___ Exercise inputs
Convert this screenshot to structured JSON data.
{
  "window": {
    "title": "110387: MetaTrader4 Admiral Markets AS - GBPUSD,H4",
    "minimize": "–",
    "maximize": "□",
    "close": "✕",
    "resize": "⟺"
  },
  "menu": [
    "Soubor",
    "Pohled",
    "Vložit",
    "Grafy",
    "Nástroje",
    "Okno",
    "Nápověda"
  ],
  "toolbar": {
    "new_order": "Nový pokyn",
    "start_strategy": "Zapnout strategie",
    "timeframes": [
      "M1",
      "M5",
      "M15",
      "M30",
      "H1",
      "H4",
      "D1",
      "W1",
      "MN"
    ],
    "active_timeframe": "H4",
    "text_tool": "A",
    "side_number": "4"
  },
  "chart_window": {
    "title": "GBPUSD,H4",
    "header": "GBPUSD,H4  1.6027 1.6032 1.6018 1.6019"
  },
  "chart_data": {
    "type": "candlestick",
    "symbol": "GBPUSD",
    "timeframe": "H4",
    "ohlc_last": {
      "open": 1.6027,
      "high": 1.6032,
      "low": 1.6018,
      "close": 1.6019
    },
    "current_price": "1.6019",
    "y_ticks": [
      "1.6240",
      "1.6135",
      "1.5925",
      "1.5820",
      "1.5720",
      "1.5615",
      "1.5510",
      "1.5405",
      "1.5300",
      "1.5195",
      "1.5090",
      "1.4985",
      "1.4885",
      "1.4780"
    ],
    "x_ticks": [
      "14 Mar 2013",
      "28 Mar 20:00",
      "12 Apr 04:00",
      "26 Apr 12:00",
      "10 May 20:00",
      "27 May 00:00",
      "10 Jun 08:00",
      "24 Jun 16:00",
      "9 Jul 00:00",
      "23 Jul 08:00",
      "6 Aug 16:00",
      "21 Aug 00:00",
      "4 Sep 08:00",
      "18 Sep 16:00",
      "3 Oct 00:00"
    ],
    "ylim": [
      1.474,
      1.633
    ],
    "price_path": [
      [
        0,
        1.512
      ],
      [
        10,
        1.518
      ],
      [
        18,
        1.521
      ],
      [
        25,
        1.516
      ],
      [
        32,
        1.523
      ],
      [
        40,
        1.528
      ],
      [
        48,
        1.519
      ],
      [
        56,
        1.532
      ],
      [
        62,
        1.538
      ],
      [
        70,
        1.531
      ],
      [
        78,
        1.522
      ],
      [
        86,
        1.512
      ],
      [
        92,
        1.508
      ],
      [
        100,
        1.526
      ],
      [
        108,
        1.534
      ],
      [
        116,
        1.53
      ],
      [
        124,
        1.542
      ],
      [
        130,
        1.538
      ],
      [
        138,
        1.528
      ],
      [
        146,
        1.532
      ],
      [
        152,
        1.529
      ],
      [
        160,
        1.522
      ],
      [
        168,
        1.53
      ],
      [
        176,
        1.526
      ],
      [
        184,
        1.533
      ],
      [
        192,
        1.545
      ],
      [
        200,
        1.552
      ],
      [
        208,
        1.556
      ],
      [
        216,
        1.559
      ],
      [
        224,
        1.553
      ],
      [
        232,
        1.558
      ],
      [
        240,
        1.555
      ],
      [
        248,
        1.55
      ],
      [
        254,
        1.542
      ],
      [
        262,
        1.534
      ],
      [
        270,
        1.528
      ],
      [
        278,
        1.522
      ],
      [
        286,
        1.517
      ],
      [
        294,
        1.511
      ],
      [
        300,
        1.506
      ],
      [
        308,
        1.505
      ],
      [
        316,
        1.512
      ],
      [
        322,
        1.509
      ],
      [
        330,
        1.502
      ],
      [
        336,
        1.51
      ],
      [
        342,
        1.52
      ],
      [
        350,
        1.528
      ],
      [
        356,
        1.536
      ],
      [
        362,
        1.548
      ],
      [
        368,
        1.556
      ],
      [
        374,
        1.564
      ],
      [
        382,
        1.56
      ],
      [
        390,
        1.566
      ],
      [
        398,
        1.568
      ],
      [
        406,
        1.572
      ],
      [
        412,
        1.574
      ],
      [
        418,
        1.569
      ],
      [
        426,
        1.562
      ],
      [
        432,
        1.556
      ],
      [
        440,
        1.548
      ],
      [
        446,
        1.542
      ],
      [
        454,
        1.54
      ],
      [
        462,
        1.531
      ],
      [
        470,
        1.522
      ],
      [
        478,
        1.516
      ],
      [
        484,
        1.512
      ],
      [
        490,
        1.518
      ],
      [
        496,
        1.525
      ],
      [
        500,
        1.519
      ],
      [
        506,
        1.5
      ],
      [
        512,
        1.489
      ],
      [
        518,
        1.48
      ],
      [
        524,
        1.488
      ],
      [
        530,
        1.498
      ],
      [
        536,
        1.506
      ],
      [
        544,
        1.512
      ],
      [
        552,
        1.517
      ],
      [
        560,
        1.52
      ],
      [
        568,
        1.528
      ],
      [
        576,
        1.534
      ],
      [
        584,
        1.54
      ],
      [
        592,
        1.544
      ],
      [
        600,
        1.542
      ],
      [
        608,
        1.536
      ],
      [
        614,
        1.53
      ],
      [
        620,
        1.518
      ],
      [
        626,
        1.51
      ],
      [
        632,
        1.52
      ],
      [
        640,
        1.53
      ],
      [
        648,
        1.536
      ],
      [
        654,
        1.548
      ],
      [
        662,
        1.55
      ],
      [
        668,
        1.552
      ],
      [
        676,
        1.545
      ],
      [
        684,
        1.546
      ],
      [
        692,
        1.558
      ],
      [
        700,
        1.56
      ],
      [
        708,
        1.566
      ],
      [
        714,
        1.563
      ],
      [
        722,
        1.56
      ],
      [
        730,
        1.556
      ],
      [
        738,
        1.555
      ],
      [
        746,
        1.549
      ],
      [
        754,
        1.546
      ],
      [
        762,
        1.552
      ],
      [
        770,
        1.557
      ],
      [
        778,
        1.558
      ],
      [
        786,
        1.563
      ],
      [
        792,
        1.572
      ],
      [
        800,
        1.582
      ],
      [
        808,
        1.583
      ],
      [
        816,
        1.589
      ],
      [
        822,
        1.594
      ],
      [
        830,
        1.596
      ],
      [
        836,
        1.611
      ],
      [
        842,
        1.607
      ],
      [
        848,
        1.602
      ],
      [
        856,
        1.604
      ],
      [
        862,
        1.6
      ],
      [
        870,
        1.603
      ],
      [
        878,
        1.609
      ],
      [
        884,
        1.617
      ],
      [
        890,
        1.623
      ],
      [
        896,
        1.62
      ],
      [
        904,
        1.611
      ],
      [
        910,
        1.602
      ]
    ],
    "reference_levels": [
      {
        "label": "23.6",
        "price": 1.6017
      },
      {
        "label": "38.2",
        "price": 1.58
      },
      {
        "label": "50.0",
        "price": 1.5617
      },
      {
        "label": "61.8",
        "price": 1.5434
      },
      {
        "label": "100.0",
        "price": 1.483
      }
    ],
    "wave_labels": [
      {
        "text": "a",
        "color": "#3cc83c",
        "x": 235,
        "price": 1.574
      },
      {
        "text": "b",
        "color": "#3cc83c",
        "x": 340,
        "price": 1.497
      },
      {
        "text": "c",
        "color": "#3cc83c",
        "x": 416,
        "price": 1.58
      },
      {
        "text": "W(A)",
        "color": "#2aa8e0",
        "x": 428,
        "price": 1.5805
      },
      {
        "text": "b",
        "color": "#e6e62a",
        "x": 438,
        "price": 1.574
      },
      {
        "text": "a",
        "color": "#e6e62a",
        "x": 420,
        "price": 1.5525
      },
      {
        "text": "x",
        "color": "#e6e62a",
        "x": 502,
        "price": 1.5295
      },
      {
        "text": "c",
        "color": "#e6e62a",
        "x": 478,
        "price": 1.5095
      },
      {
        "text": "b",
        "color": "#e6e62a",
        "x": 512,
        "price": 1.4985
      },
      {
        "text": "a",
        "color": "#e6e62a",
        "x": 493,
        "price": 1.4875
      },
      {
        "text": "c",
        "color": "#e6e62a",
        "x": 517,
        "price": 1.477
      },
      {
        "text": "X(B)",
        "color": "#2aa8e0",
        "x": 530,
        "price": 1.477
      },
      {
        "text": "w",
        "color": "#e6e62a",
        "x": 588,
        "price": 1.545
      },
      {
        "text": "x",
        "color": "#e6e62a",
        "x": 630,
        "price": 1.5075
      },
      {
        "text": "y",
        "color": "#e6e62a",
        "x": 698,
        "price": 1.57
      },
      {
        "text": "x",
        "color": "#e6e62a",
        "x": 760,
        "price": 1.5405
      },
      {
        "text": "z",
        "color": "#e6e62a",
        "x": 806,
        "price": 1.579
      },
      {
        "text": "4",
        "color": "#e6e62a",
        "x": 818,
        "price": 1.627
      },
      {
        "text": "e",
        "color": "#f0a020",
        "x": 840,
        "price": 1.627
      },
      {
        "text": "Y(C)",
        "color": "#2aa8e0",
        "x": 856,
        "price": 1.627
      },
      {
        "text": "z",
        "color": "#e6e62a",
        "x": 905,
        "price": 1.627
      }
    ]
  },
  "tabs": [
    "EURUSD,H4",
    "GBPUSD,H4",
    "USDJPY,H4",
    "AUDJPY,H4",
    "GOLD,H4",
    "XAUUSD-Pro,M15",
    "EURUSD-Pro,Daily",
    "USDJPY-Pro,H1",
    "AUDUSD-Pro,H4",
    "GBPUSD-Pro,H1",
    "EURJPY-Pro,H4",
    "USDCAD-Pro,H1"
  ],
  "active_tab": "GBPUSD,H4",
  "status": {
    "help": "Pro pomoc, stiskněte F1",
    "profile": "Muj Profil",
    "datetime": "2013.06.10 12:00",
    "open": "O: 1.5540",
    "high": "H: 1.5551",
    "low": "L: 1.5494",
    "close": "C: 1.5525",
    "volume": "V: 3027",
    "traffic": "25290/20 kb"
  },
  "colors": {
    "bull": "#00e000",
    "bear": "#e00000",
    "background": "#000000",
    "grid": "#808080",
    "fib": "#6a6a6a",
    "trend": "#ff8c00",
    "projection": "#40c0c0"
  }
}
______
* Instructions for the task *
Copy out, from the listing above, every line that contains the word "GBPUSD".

* Solution to the problem *
    "title": "110387: MetaTrader4 Admiral Markets AS - GBPUSD,H4",
    "title": "GBPUSD,H4",
    "header": "GBPUSD,H4  1.6027 1.6032 1.6018 1.6019"
    "symbol": "GBPUSD",
    "GBPUSD,H4",
    "GBPUSD-Pro,H1",
  "active_tab": "GBPUSD,H4",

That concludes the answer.